Activity: Exactly as given, repeat all of the entries.

━━━

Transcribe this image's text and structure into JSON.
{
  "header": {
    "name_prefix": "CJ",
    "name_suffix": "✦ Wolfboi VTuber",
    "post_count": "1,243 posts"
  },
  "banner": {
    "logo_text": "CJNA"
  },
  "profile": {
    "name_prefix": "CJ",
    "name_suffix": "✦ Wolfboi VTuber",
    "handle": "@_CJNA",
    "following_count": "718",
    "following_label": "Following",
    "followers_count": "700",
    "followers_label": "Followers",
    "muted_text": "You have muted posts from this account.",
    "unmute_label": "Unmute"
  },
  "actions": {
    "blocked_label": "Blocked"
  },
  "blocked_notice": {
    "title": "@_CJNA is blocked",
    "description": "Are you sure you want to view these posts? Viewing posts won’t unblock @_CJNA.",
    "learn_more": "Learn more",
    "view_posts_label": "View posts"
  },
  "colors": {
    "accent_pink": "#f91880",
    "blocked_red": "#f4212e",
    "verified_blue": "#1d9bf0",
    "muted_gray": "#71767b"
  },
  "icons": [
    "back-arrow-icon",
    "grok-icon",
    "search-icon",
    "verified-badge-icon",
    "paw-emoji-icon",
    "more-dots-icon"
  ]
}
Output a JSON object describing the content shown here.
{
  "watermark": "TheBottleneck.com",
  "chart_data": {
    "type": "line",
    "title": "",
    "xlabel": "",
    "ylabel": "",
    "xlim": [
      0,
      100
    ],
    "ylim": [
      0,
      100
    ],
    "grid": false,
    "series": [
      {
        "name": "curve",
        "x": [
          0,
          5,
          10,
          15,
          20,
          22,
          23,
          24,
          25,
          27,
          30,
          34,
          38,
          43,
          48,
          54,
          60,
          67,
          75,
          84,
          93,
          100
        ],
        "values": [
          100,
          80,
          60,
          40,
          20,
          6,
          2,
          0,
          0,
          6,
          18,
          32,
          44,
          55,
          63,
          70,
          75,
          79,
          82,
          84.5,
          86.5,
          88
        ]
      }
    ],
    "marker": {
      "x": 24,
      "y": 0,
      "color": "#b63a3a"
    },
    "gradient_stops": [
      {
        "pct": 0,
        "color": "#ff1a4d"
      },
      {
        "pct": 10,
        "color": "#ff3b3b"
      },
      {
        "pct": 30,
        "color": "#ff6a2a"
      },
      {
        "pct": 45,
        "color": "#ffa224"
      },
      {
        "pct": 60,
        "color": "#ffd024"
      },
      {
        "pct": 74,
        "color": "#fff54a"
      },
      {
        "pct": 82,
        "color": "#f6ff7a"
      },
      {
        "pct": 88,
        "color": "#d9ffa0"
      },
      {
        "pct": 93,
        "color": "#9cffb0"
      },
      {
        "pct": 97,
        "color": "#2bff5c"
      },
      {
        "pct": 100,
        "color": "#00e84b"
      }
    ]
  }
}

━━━

Expected answer:
Transcribe this image's text and structure into JSON.
{
  "header": {
    "name_prefix": "CJ",
    "name_suffix": "✦ Wolfboi VTuber",
    "post_count": "1,243 posts"
  },
  "banner": {
    "logo_text": "CJNA"
  },
  "profile": {
    "name_prefix": "CJ",
    "name_suffix": "✦ Wolfboi VTuber",
    "handle": "@_CJNA",
    "following_count": "718",
    "following_label": "Following",
    "followers_count": "700",
    "followers_label": "Followers",
    "muted_text": "You have muted posts from this account.",
    "unmute_label": "Unmute"
  },
  "actions": {
    "blocked_label": "Blocked"
  },
  "blocked_notice": {
    "title": "@_CJNA is blocked",
    "description": "Are you sure you want to view these posts? Viewing posts won’t unblock @_CJNA.",
    "learn_more": "Learn more",
    "view_posts_label": "View posts"
  },
  "colors": {
    "accent_pink": "#f91880",
    "blocked_red": "#f4212e",
    "verified_blue": "#1d9bf0",
    "muted_gray": "#71767b"
  },
  "icons": [
    "back-arrow-icon",
    "grok-icon",
    "search-icon",
    "verified-badge-icon",
    "paw-emoji-icon",
    "more-dots-icon"
  ]
}
Output a JSON object describing the content shown here.
{
  "watermark": "TheBottleneck.com",
  "chart_data": {
    "type": "line",
    "title": "",
    "xlabel": "",
    "ylabel": "",
    "xlim": [
      0,
      100
    ],
    "ylim": [
      0,
      100
    ],
    "grid": false,
    "series": [
      {
        "name": "curve",
        "x": [
          0,
          5,
          10,
          15,
          20,
          22,
          23,
          24,
          25,
          27,
          30,
          34,
          38,
          43,
          48,
          54,
          60,
          67,
          75,
          84,
          93,
          100
        ],
        "values": [
          100,
          80,
          60,
          40,
          20,
          6,
          2,
          0,
          0,
          6,
          18,
          32,
          44,
          55,
          63,
          70,
          75,
          79,
          82,
          84.5,
          86.5,
          88
        ]
      }
    ],
    "marker": {
      "x": 24,
      "y": 0,
      "color": "#b63a3a"
    },
    "gradient_stops": [
      {
        "pct": 0,
        "color": "#ff1a4d"
      },
      {
        "pct": 10,
        "color": "#ff3b3b"
      },
      {
        "pct": 30,
        "color": "#ff6a2a"
      },
      {
        "pct": 45,
        "color": "#ffa224"
      },
      {
        "pct": 60,
        "color": "#ffd024"
      },
      {
        "pct": 74,
        "color": "#fff54a"
      },
      {
        "pct": 82,
        "color": "#f6ff7a"
      },
      {
        "pct": 88,
        "color": "#d9ffa0"
      },
      {
        "pct": 93,
        "color": "#9cffb0"
      },
      {
        "pct": 97,
        "color": "#2bff5c"
      },
      {
        "pct": 100,
        "color": "#00e84b"
      }
    ]
  }
}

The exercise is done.